Thanks for letting me rant.


Off to a Great Start

It’s only January 2nd, but I am already having a great year.  My spirit is infused with an amazing optimism and enthusiasm.  Now that I was down and dispirited before, but there’s just something special about right now.

I was reminded of an 12 Step credo to live one day at a time.  This is so helpful when dealing with all of the normal, and not so normal, every day craziness of life.  No matter how calm, laid back, or even-keeled you might be, someday, some time, something’s going to happen that throws you off.  There have been times when I felt absolutely overwhelmed to the point that even thinking about needing to cope felt nearly impossible.  when that happened, remembering that I only had to deal one day at a time was a lifesaver.  I could tell myself that, just for today I needed to do x, y, or z.

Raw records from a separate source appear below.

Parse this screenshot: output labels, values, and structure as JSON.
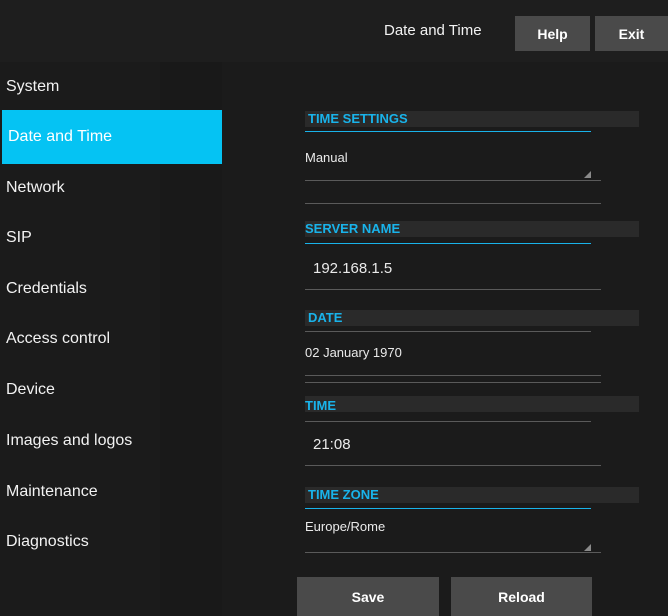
{
  "header": {
    "title": "Date and Time",
    "help_label": "Help",
    "exit_label": "Exit"
  },
  "sidebar": {
    "items": [
      {
        "label": "System"
      },
      {
        "label": "Date and Time"
      },
      {
        "label": "Network"
      },
      {
        "label": "SIP"
      },
      {
        "label": "Credentials"
      },
      {
        "label": "Access control"
      },
      {
        "label": "Device"
      },
      {
        "label": "Images and logos"
      },
      {
        "label": "Maintenance"
      },
      {
        "label": "Diagnostics"
      }
    ],
    "active_index": 1
  },
  "form": {
    "time_settings": {
      "title": "TIME SETTINGS",
      "value": "Manual"
    },
    "server_name": {
      "title": "SERVER NAME",
      "value": "192.168.1.5"
    },
    "date": {
      "title": "DATE",
      "value": "02 January 1970"
    },
    "time": {
      "title": "TIME",
      "value": "21:08"
    },
    "time_zone": {
      "title": "TIME ZONE",
      "value": "Europe/Rome"
    }
  },
  "footer": {
    "save_label": "Save",
    "reload_label": "Reload"
  },
  "colors": {
    "accent": "#05c3f3",
    "section_title": "#19b3ea",
    "button": "#4a4a4a",
    "background": "#1b1b1b"
  }
}
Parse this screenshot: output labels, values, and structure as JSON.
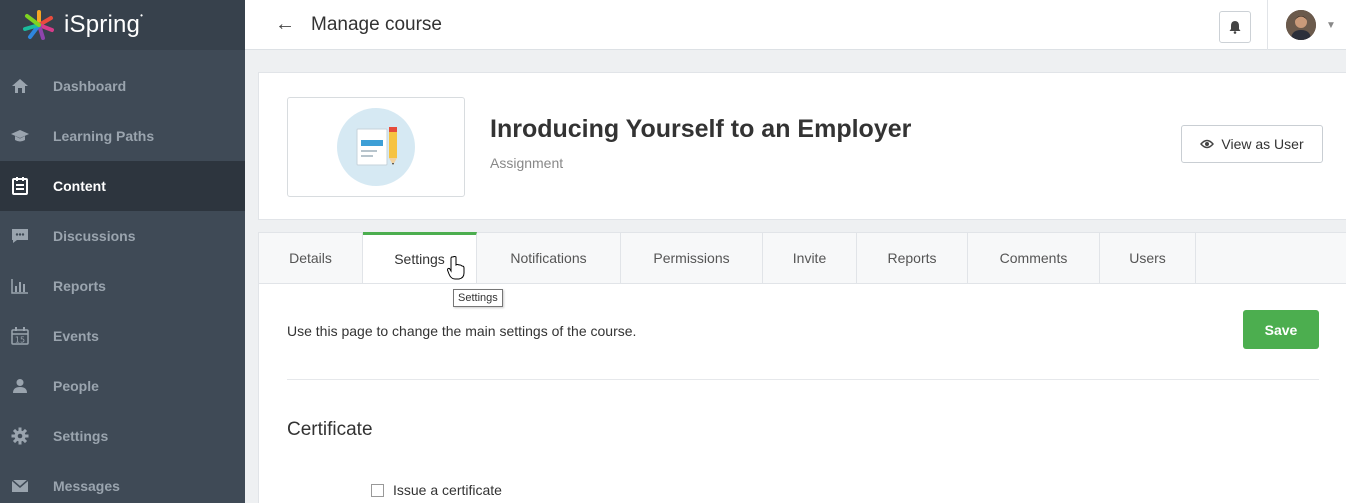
{
  "app": {
    "logo_text": "iSpring"
  },
  "sidebar": {
    "items": [
      {
        "label": "Dashboard",
        "icon": "home-icon",
        "active": false
      },
      {
        "label": "Learning Paths",
        "icon": "graduation-cap-icon",
        "active": false
      },
      {
        "label": "Content",
        "icon": "document-list-icon",
        "active": true
      },
      {
        "label": "Discussions",
        "icon": "chat-bubble-icon",
        "active": false
      },
      {
        "label": "Reports",
        "icon": "bar-chart-icon",
        "active": false
      },
      {
        "label": "Events",
        "icon": "calendar-icon",
        "active": false
      },
      {
        "label": "People",
        "icon": "person-icon",
        "active": false
      },
      {
        "label": "Settings",
        "icon": "gear-icon",
        "active": false
      },
      {
        "label": "Messages",
        "icon": "envelope-icon",
        "active": false
      }
    ]
  },
  "topbar": {
    "title": "Manage course"
  },
  "course": {
    "title": "Inroducing Yourself to an Employer",
    "type": "Assignment",
    "view_as_user_label": "View as User"
  },
  "tabs": [
    {
      "label": "Details",
      "active": false
    },
    {
      "label": "Settings",
      "active": true
    },
    {
      "label": "Notifications",
      "active": false
    },
    {
      "label": "Permissions",
      "active": false
    },
    {
      "label": "Invite",
      "active": false
    },
    {
      "label": "Reports",
      "active": false
    },
    {
      "label": "Comments",
      "active": false
    },
    {
      "label": "Users",
      "active": false
    }
  ],
  "tooltip": "Settings",
  "settings": {
    "description": "Use this page to change the main settings of the course.",
    "save_label": "Save",
    "certificate_heading": "Certificate",
    "issue_certificate_label": "Issue a certificate",
    "issue_certificate_checked": false
  },
  "colors": {
    "sidebar_bg": "#3f4a56",
    "sidebar_active_bg": "#2d353e",
    "accent_green": "#4cae4f"
  }
}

I got into a mindset a while ago when I was really tired of my food plan.  I knew that I didn’t want to stop losing weight and switch to maintenance yet, but I had trouble getting over the tiredness, the boredom, the inner brat that didn’t want to do it any more, and so on.   While I don’t exactly know yet what to name as a goal weight, I know I’m not there yet.  I have a way to go so continuing to lose matters.  I geared myself up to be really rigorous about my food plan as soon as I got home from my holiday travels.  I was super-psyched to get home and see that I had successfully maintained my weight through the holiday eating.  I stuck to my commitment and have since lost three pounds!

I sort of have a number in mind for what I’d like to weigh when I go to Hawaii next month, but I’m not obsessing over it.  Instead, I wake up each morning and remind myself that I need to be rigorous about my food plan just for today.  Tomorrow isn’t under consideration.  Just today.   I can string together a whole bunch of great days — one day at a time.  Doing so keeps me on a steady, successful journey.

Got anything you’re obsessing about, worried over, freaking out about and wondering how you’ll handle it in the long run?  Try breaking it down to today.  What can you do today to address the situation?  What can you do differently, perhaps, that will make you feel better today.  You don’t need to worry how long we can keep it up, or if we can continue.  We only have to promise it to ourselves just for today.